━━ INPUT DATA ━━

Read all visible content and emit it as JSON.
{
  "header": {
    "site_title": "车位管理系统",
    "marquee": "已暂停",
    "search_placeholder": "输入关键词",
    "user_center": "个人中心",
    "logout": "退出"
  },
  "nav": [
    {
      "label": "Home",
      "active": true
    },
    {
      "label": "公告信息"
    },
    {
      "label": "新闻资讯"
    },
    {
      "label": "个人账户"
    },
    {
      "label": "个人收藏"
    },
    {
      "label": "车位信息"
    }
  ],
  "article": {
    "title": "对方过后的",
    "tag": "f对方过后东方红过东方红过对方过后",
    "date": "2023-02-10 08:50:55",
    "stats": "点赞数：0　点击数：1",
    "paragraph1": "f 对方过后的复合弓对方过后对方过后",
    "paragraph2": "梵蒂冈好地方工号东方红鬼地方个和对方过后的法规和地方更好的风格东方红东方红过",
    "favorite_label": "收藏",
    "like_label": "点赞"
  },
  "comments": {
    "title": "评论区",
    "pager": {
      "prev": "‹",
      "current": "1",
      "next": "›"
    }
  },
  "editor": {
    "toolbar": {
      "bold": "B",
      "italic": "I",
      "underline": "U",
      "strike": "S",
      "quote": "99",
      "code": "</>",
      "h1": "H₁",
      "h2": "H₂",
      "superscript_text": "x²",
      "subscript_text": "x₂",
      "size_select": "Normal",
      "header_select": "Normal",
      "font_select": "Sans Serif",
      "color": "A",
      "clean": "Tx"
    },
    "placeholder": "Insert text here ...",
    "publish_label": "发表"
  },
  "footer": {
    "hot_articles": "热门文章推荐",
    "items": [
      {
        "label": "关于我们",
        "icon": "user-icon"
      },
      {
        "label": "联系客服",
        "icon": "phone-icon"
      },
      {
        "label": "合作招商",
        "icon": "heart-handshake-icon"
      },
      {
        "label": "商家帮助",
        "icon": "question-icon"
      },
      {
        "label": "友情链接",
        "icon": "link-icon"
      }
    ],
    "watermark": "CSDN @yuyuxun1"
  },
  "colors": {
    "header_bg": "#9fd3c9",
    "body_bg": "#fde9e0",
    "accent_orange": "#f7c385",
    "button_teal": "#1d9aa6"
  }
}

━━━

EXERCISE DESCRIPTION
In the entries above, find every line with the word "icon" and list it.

SOLUTION FOR THIS PROBLEM
        "icon": "user-icon"
        "icon": "phone-icon"
        "icon": "heart-handshake-icon"
        "icon": "question-icon"
        "icon": "link-icon"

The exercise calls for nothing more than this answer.